About the book: Nationally recognized expert on autism advocacy Areva Martin shares her hard-won knowledge as a parent of an autistic child and an individual rights attorney. In The Everyday Advocate, she lays out vital and relevant step-by-step instructions to parents facing the seemingly impossible odds of advocating for a child with autism. Parents need to become activists for their children's rights to services and learn how to safeguard those rights-both in school and in the larger outside world. An invaluable resource,The Everyday Advocate offers practical, real-world actions that work, lists helpful websites and organizations, and gives parents and caregivers the emotional support they need as they face the challenge of successfully standing up for children with special needs.
My review: I have to say that I absolutely love this book - the writing style, the layout and the case studies take some of the stress that you feel as a parent advocate for your child and hone it by giving it more direction and focus!
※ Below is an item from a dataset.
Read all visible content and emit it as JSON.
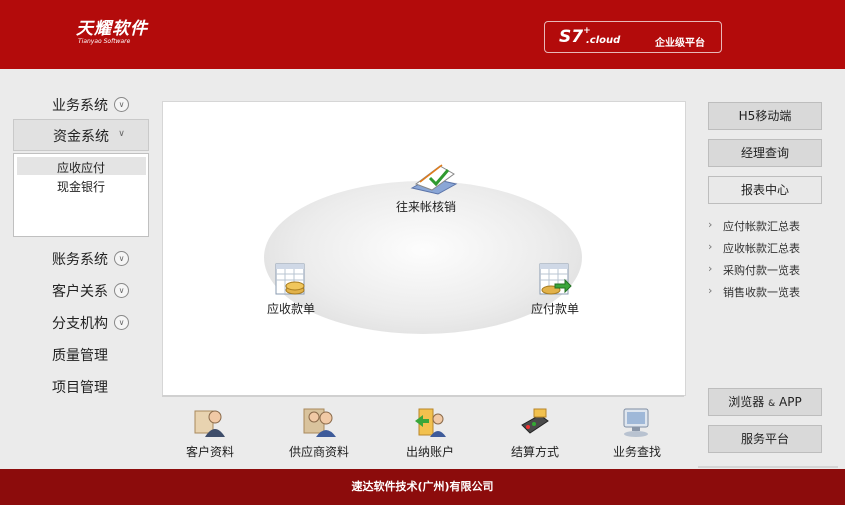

This book, from my point of view, is a must read for parents of a special needs child with Autism once they are past the initial stages of understanding the diagnosis and are ready to be proactive in their child's future!
As a mom who is beginning her advocacy career, I often find that I reflect most on the balance that my son needs - to still be a preschooler and a child, with the research that says that early interventions are so vital, and your book has helped me clarify what I need to do for my son and for my family.
1. What are your top three pieces advice for parents who are new to advocacy?
a. Jump right in. Don't be held back by preconceived notions that you need to be a lawyer, politician or someone with experience to do the job. All you need is a passion and purpose.
b. Learn to hear NO and not be moved. One of the recurring complaints I hear is that I tried and they said NO. For a lot of people, this is enough to make them want to give up or assume that there are no options. Advocacy is a process that takes many forms and a rugged determination. Go into knowing that you will face obstacles and set backs, but that they are temporary. Giving up is permanent.
c. Pace yourself. This is a marathon and not a sprint. Many young mothers set out to conquer the world of advocacy in a month or year. This can't be done. I have been at it for years, and still learn new things everyday. If you set unrealistic expectations and they are not met, you will feel discouraged and are likely to give up or burn out. Your child needs you for a life time, and you must make a sustainable commitment that can endure through the many stages of his growth and development.
2. How far down the road should we be looking and how early should we be advocating for things like high school, college and adult programs?
Its never too early to plan ahead. You should be thinking about all of these things at the onset of a child starting school just like you would with your typical child. Most parents start to dream about or at least form an intention that their typical child will go to college at birth. Its not different with your child with autism. Start dreaming and planning now, just know that flexibility is key. You may have to adjust those plans many times, but if you don't set the bar high, no one else will.
3. How do you suggest getting family and friends involved in our advocacy?
Lead by example. Advocacy is and can be a family affair. Gather all of your friends and family and get them to attend a workshop with you, sign them up for a local charity walk or have them participate in a play day with your child. All of these are simple ways to help them gain exposure and greater awareness about the disorder and its impact on families. Once they get this basic exposure, enlist them to help out at your child's school, volunteer at a local autism charity or to sponsor a support group meeting themselves.
4. What was your biggest challenge when you were starting out?
Finding a reliable and consistent source of information. In many ways, that's why I wrote the book, The Everyday Advocate. I wasn't pleased with the resources that were available, most of which were personal stories or medical books. I couldn't find a step by step comprehensive guide that addressed school issues, advocacy, interventions, work life balance and the other issues that were important to me and to other parents that I met.
5. On a more personal note, if you could invite anyone to a dinner party (living or dead, real or fictional) who would you invite and why?
My grandmother, Doveanne and godmother, Ethel. They never got to meet Marty or my two daughters, Michael and Morgan. I think having a better understanding of our history would help shape our collective future.
Ms. Martin's Bio:
Areva Martin, Esq. has appeared on Dr. Phil, GoodMorning America, and FOX News, and has counseled hundreds of parents of autistic children. A graduate of University of Chicago and Harvard Law School, she is the founding and managing partner of Martin & Martin, LLP. Additionally, Martin is the president and co-founder of Special Needs Network, Inc. (SNN), a non-profit launched specifically to support families with special needs children.